This review is from: The Brontes (Phoenix Giants) (Paperback)Barker sets out very clearly her thesis that the Brontes have to be taken as a family rather than as individuals, and that's what this book gives us. In a detailed, sympathetic narrative, she charts the life of the family starting with Patrick Bronte, the father, from the time he emerges into the historical record as a 25 year old poor Irish student at Cambridge.
Self-consciously revisionist, Barker particularly engages with Gaskell's Life of Charlotte Bronte and takes some pains to sweep away the continuing mythologizing of the Brontes. She reveals the truth beneath the isolation and social separation that informs most lives, and has taken a lot of pains to put ideas such as the painful school lives of the girls into their contemporary context.

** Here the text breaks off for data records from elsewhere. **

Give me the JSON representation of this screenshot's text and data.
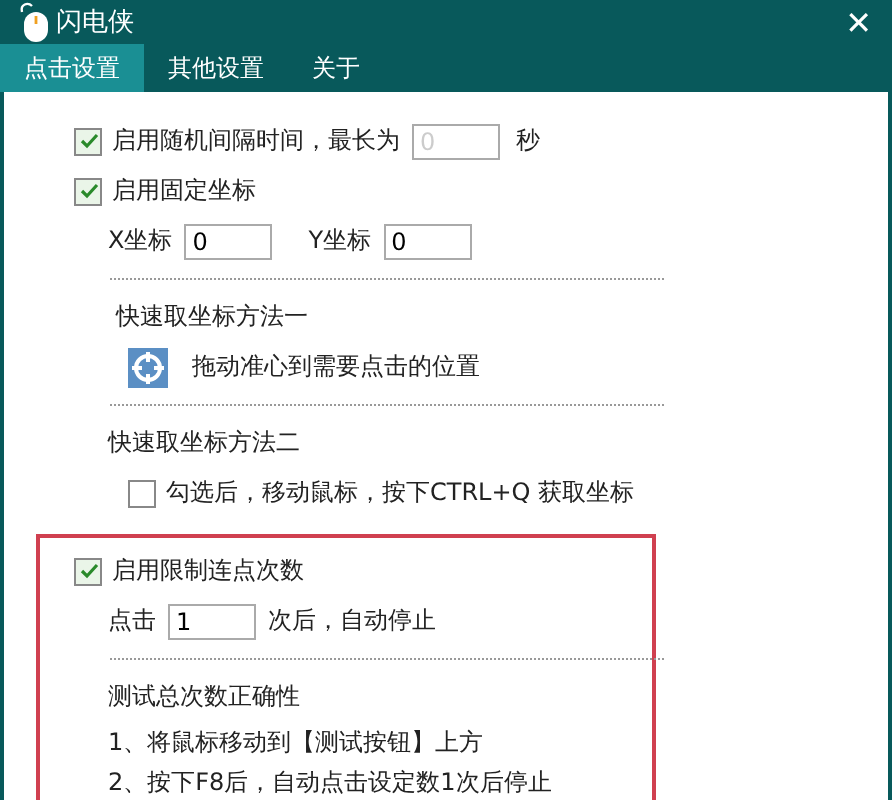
{
  "window": {
    "title": "闪电侠",
    "close": "✕"
  },
  "tabs": [
    {
      "label": "点击设置",
      "selected": true
    },
    {
      "label": "其他设置",
      "selected": false
    },
    {
      "label": "关于",
      "selected": false
    }
  ],
  "random_interval": {
    "label": "启用随机间隔时间，最长为",
    "checked": true,
    "placeholder": "0",
    "unit": "秒"
  },
  "fixed_coords": {
    "label": "启用固定坐标",
    "checked": true,
    "x_label": "X坐标",
    "x_value": "0",
    "y_label": "Y坐标",
    "y_value": "0"
  },
  "method_one": {
    "title": "快速取坐标方法一",
    "hint": "拖动准心到需要点击的位置"
  },
  "method_two": {
    "title": "快速取坐标方法二",
    "label": "勾选后，移动鼠标，按下CTRL+Q 获取坐标",
    "checked": false
  },
  "click_limit": {
    "label": "启用限制连点次数",
    "checked": true,
    "prefix": "点击",
    "value": "1",
    "suffix": "次后，自动停止",
    "test_title": "测试总次数正确性",
    "steps": [
      "1、将鼠标移动到【测试按钮】上方",
      "2、按下F8后，自动点击设定数1次后停止"
    ]
  }
}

Most of all she dismisses the eccentric cruelties of Patrick and the strange insularity of the children without ever downgrading the supreme creativity of this literary family. Even, balanced, supremely informative, this restores the Brontes to their rightful place in English literature as supreme writers, rather than as characters in some kind of gothic meta-novel. This is a long book, but an engrossing one - highly recommended.